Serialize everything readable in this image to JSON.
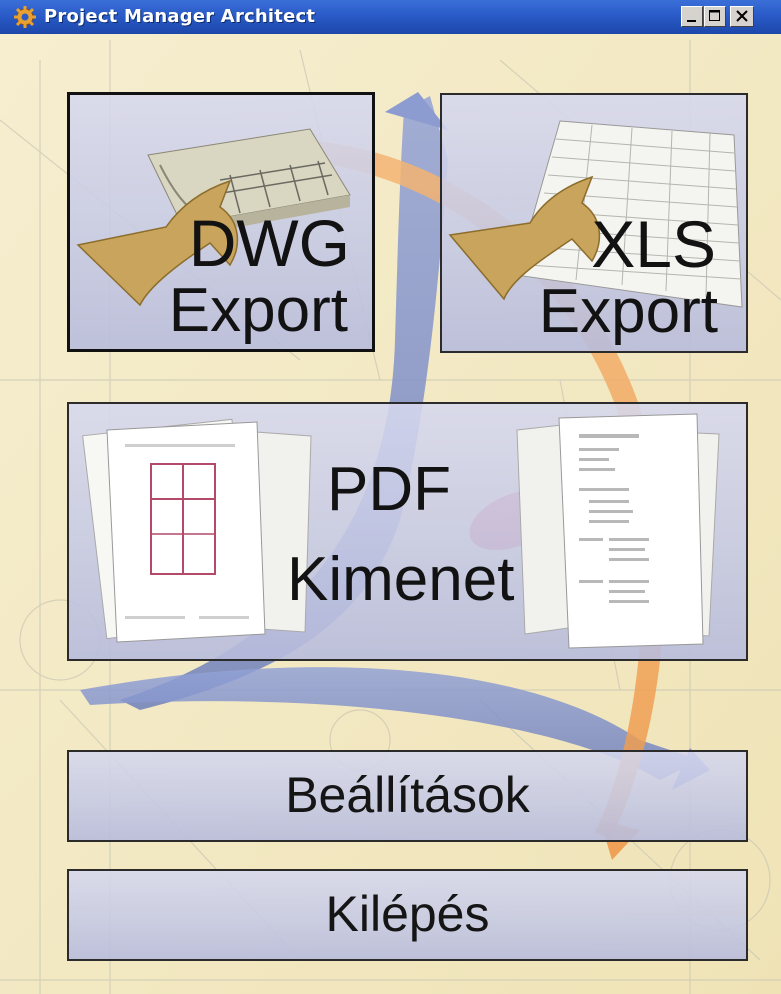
{
  "window": {
    "title": "Project Manager Architect",
    "controls": {
      "minimize": "minimize",
      "maximize": "maximize",
      "close": "close"
    }
  },
  "tiles": {
    "dwg": {
      "line1": "DWG",
      "line2": "Export"
    },
    "xls": {
      "line1": "XLS",
      "line2": "Export"
    },
    "pdf": {
      "line1": "PDF",
      "line2": "Kimenet"
    }
  },
  "buttons": {
    "settings": "Beállítások",
    "exit": "Kilépés"
  },
  "colors": {
    "titlebar": "#2a5bc8",
    "background": "#f3ebc6",
    "panel": "#c8cbe5",
    "swoosh_blue": "#7f8fc4",
    "swoosh_orange": "#f0a45a",
    "accent_red": "#e05060",
    "arrow_gold": "#c9a45c"
  }
}
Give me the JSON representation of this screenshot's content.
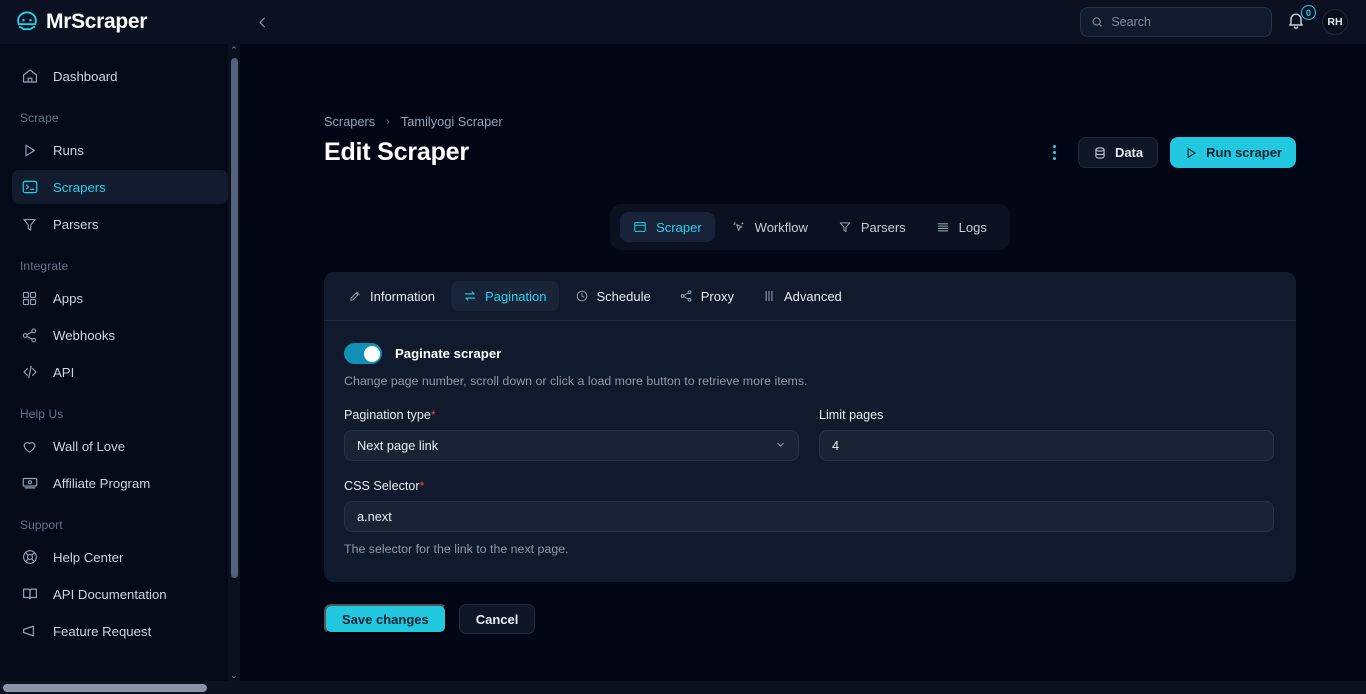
{
  "brand": {
    "name": "MrScraper",
    "logo_icon": "mrscraper-mask-logo"
  },
  "topbar": {
    "collapse_icon": "chevron-left-icon",
    "search": {
      "placeholder": "Search",
      "value": "",
      "icon": "search-icon"
    },
    "notifications": {
      "icon": "bell-icon",
      "count": "0"
    },
    "avatar": {
      "initials": "RH"
    }
  },
  "sidebar": {
    "items": [
      {
        "label": "Dashboard",
        "icon": "home-icon",
        "active": false
      },
      {
        "label": "Scrape",
        "type": "section"
      },
      {
        "label": "Runs",
        "icon": "play-icon",
        "active": false
      },
      {
        "label": "Scrapers",
        "icon": "terminal-icon",
        "active": true
      },
      {
        "label": "Parsers",
        "icon": "filter-icon",
        "active": false
      },
      {
        "label": "Integrate",
        "type": "section"
      },
      {
        "label": "Apps",
        "icon": "grid-icon",
        "active": false
      },
      {
        "label": "Webhooks",
        "icon": "share-icon",
        "active": false
      },
      {
        "label": "API",
        "icon": "code-icon",
        "active": false
      },
      {
        "label": "Help Us",
        "type": "section"
      },
      {
        "label": "Wall of Love",
        "icon": "heart-icon",
        "active": false
      },
      {
        "label": "Affiliate Program",
        "icon": "money-icon",
        "active": false
      },
      {
        "label": "Support",
        "type": "section"
      },
      {
        "label": "Help Center",
        "icon": "lifebuoy-icon",
        "active": false
      },
      {
        "label": "API Documentation",
        "icon": "book-icon",
        "active": false
      },
      {
        "label": "Feature Request",
        "icon": "megaphone-icon",
        "active": false
      }
    ],
    "sections": {
      "scrape": "Scrape",
      "integrate": "Integrate",
      "help_us": "Help Us",
      "support": "Support"
    },
    "nav": {
      "dashboard": "Dashboard",
      "runs": "Runs",
      "scrapers": "Scrapers",
      "parsers": "Parsers",
      "apps": "Apps",
      "webhooks": "Webhooks",
      "api": "API",
      "wall_of_love": "Wall of Love",
      "affiliate": "Affiliate Program",
      "help_center": "Help Center",
      "api_docs": "API Documentation",
      "feature_request": "Feature Request"
    }
  },
  "breadcrumb": {
    "root": "Scrapers",
    "separator": "›",
    "current": "Tamilyogi Scraper"
  },
  "page": {
    "title": "Edit Scraper"
  },
  "header_actions": {
    "kebab_icon": "more-vertical-icon",
    "data_label": "Data",
    "data_icon": "database-icon",
    "run_label": "Run scraper",
    "run_icon": "play-icon"
  },
  "main_tabs": [
    {
      "label": "Scraper",
      "icon": "window-icon",
      "active": true
    },
    {
      "label": "Workflow",
      "icon": "cursor-sparkle-icon",
      "active": false
    },
    {
      "label": "Parsers",
      "icon": "filter-icon",
      "active": false
    },
    {
      "label": "Logs",
      "icon": "lines-icon",
      "active": false
    }
  ],
  "card_tabs": [
    {
      "label": "Information",
      "icon": "pencil-square-icon",
      "active": false
    },
    {
      "label": "Pagination",
      "icon": "swap-arrows-icon",
      "active": true
    },
    {
      "label": "Schedule",
      "icon": "clock-icon",
      "active": false
    },
    {
      "label": "Proxy",
      "icon": "share-icon",
      "active": false
    },
    {
      "label": "Advanced",
      "icon": "sliders-icon",
      "active": false
    }
  ],
  "form": {
    "toggle": {
      "label": "Paginate scraper",
      "on": true
    },
    "toggle_hint": "Change page number, scroll down or click a load more button to retrieve more items.",
    "pagination_type": {
      "label": "Pagination type",
      "required_mark": "*",
      "value": "Next page link",
      "chevron_icon": "chevron-down-icon"
    },
    "limit_pages": {
      "label": "Limit pages",
      "value": "4"
    },
    "css_selector": {
      "label": "CSS Selector",
      "required_mark": "*",
      "value": "a.next",
      "help": "The selector for the link to the next page."
    },
    "save_label": "Save changes",
    "cancel_label": "Cancel"
  },
  "scrollbars": {
    "up_arrow": "⌃",
    "down_arrow": "⌄"
  }
}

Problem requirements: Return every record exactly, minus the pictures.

Response to the task:
Serialize everything readable in this image to JSON.
{
  "window": {
    "title": "Project Manager Architect",
    "controls": {
      "minimize": "minimize",
      "maximize": "maximize",
      "close": "close"
    }
  },
  "tiles": {
    "dwg": {
      "line1": "DWG",
      "line2": "Export"
    },
    "xls": {
      "line1": "XLS",
      "line2": "Export"
    },
    "pdf": {
      "line1": "PDF",
      "line2": "Kimenet"
    }
  },
  "buttons": {
    "settings": "Beállítások",
    "exit": "Kilépés"
  },
  "colors": {
    "titlebar": "#2a5bc8",
    "background": "#f3ebc6",
    "panel": "#c8cbe5",
    "swoosh_blue": "#7f8fc4",
    "swoosh_orange": "#f0a45a",
    "accent_red": "#e05060",
    "arrow_gold": "#c9a45c"
  }
}
Give me the JSON representation of this screenshot's content.
{
  "brand": {
    "name": "MrScraper",
    "logo_icon": "mrscraper-mask-logo"
  },
  "topbar": {
    "collapse_icon": "chevron-left-icon",
    "search": {
      "placeholder": "Search",
      "value": "",
      "icon": "search-icon"
    },
    "notifications": {
      "icon": "bell-icon",
      "count": "0"
    },
    "avatar": {
      "initials": "RH"
    }
  },
  "sidebar": {
    "items": [
      {
        "label": "Dashboard",
        "icon": "home-icon",
        "active": false
      },
      {
        "label": "Scrape",
        "type": "section"
      },
      {
        "label": "Runs",
        "icon": "play-icon",
        "active": false
      },
      {
        "label": "Scrapers",
        "icon": "terminal-icon",
        "active": true
      },
      {
        "label": "Parsers",
        "icon": "filter-icon",
        "active": false
      },
      {
        "label": "Integrate",
        "type": "section"
      },
      {
        "label": "Apps",
        "icon": "grid-icon",
        "active": false
      },
      {
        "label": "Webhooks",
        "icon": "share-icon",
        "active": false
      },
      {
        "label": "API",
        "icon": "code-icon",
        "active": false
      },
      {
        "label": "Help Us",
        "type": "section"
      },
      {
        "label": "Wall of Love",
        "icon": "heart-icon",
        "active": false
      },
      {
        "label": "Affiliate Program",
        "icon": "money-icon",
        "active": false
      },
      {
        "label": "Support",
        "type": "section"
      },
      {
        "label": "Help Center",
        "icon": "lifebuoy-icon",
        "active": false
      },
      {
        "label": "API Documentation",
        "icon": "book-icon",
        "active": false
      },
      {
        "label": "Feature Request",
        "icon": "megaphone-icon",
        "active": false
      }
    ],
    "sections": {
      "scrape": "Scrape",
      "integrate": "Integrate",
      "help_us": "Help Us",
      "support": "Support"
    },
    "nav": {
      "dashboard": "Dashboard",
      "runs": "Runs",
      "scrapers": "Scrapers",
      "parsers": "Parsers",
      "apps": "Apps",
      "webhooks": "Webhooks",
      "api": "API",
      "wall_of_love": "Wall of Love",
      "affiliate": "Affiliate Program",
      "help_center": "Help Center",
      "api_docs": "API Documentation",
      "feature_request": "Feature Request"
    }
  },
  "breadcrumb": {
    "root": "Scrapers",
    "separator": "›",
    "current": "Tamilyogi Scraper"
  },
  "page": {
    "title": "Edit Scraper"
  },
  "header_actions": {
    "kebab_icon": "more-vertical-icon",
    "data_label": "Data",
    "data_icon": "database-icon",
    "run_label": "Run scraper",
    "run_icon": "play-icon"
  },
  "main_tabs": [
    {
      "label": "Scraper",
      "icon": "window-icon",
      "active": true
    },
    {
      "label": "Workflow",
      "icon": "cursor-sparkle-icon",
      "active": false
    },
    {
      "label": "Parsers",
      "icon": "filter-icon",
      "active": false
    },
    {
      "label": "Logs",
      "icon": "lines-icon",
      "active": false
    }
  ],
  "card_tabs": [
    {
      "label": "Information",
      "icon": "pencil-square-icon",
      "active": false
    },
    {
      "label": "Pagination",
      "icon": "swap-arrows-icon",
      "active": true
    },
    {
      "label": "Schedule",
      "icon": "clock-icon",
      "active": false
    },
    {
      "label": "Proxy",
      "icon": "share-icon",
      "active": false
    },
    {
      "label": "Advanced",
      "icon": "sliders-icon",
      "active": false
    }
  ],
  "form": {
    "toggle": {
      "label": "Paginate scraper",
      "on": true
    },
    "toggle_hint": "Change page number, scroll down or click a load more button to retrieve more items.",
    "pagination_type": {
      "label": "Pagination type",
      "required_mark": "*",
      "value": "Next page link",
      "chevron_icon": "chevron-down-icon"
    },
    "limit_pages": {
      "label": "Limit pages",
      "value": "4"
    },
    "css_selector": {
      "label": "CSS Selector",
      "required_mark": "*",
      "value": "a.next",
      "help": "The selector for the link to the next page."
    },
    "save_label": "Save changes",
    "cancel_label": "Cancel"
  },
  "scrollbars": {
    "up_arrow": "⌃",
    "down_arrow": "⌄"
  }
}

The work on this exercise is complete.